What led you to the idea of establishing an alliance?
We have seen that each company must implement each project from A to Z. Develop its own device, gateway, cloud, back-end, front-end, mobile application, sell the solution and provide maintenance. This approach is very inefficient because everyone cannot do everything. Our vision is that every company will focus on what it does best and give its product, solution or service to other members of the alliance, especially to integrators. They are able to combine individual devices into functional units and to offer a comprehensive solution to the customer. This cannot be achieved by the close cooperation of many companies from different fields. That's why we founded the IQRF Alliance. I am very glad to say that our alliance is growing very dynamically today, and the cooperation of members on various projects is also moving rapidly.
So how does such an "alliance" project look like?
Imagine - based on media massage - the owners of office buildings want to stay up-to-date and take the advantage of the Internet of Things too. They ask for some IoT solutions, communicate with the integrator, but they do not have a clear idea. However, the integrator lacks a product portfolio that he could integrate and offer it to the customer. Moreover, the manufacturers do not know what to produce, and there is a stalemate. The Alliance provides a communication platform so that integrators can directly contact the producer and work on the products that are really needed. Everyone will benefit from mutual co-operation.
Who are the members of the IQRF Alliance?
The whole project is growing organically from the Czech Republic, for example, I can mention the operators of the datacenter Master Internet, O2 or the Faculty of Information Technology of the Czech Technical University in Prague and others. But we also operate internationally. We have members from Taiwan, India, from all over Europe and from the United States. So, if a Czech company is interested in foreign contracts, it is quite possible that its product through cooperation in the alliance will get to the opposite hemisphere. Beginning with IoT has never been easier than today.
What do you mean?
The situation radically changed compared to 2013, when we launched the alliance. Today IoT Starter Kit is available to experience how simple it is to breathe life into IoT projects. MasterAPP company from Brno improved it the perfection, it developed a mobile application for control of the whole kit. Integrators can build an IoT solution within a few days and offer it to their customer in just a few weeks. IoT is really that dynamic thanks to pilot projects today!
This is why the IQRF Alliance was founded?

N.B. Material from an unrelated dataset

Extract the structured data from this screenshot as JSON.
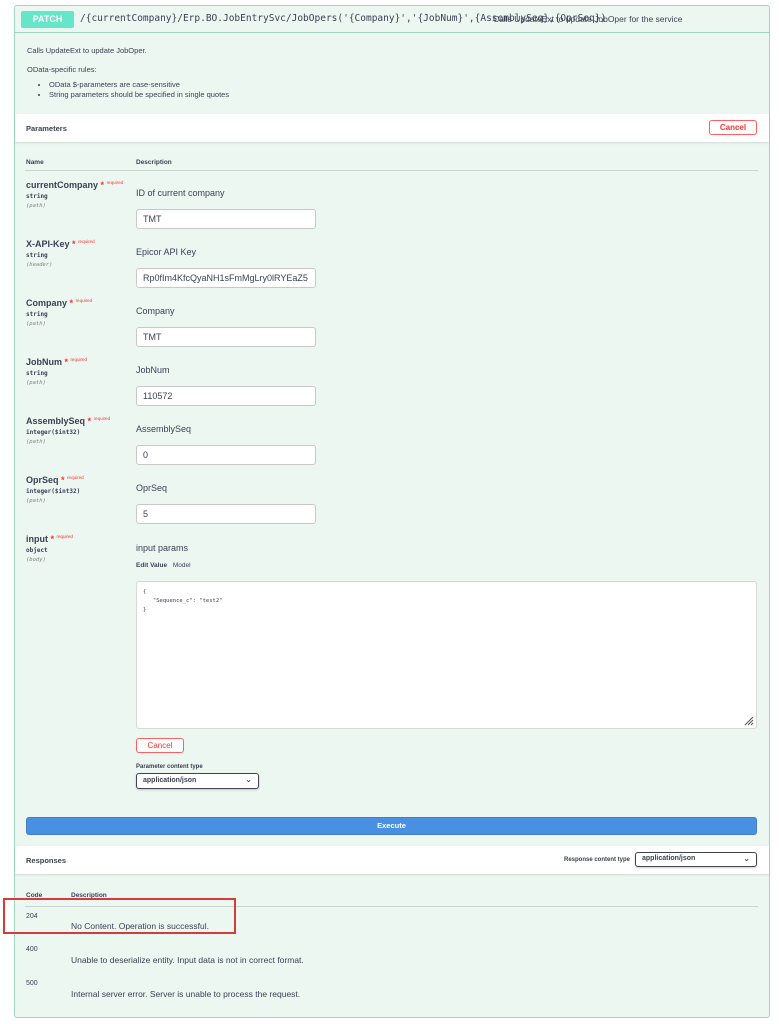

Exactly, integrators should guide the manufacturers what to produce, test pilot projects and understand that a smaller pilot solution can lead to "the right" product. So, if I should say what the Internet of Things is really about these days – it is about pilot projects. It is about being able to quickly, cheaply and flexibly build a pilot project. And that it is possible to do it all right here from the Czech Republic.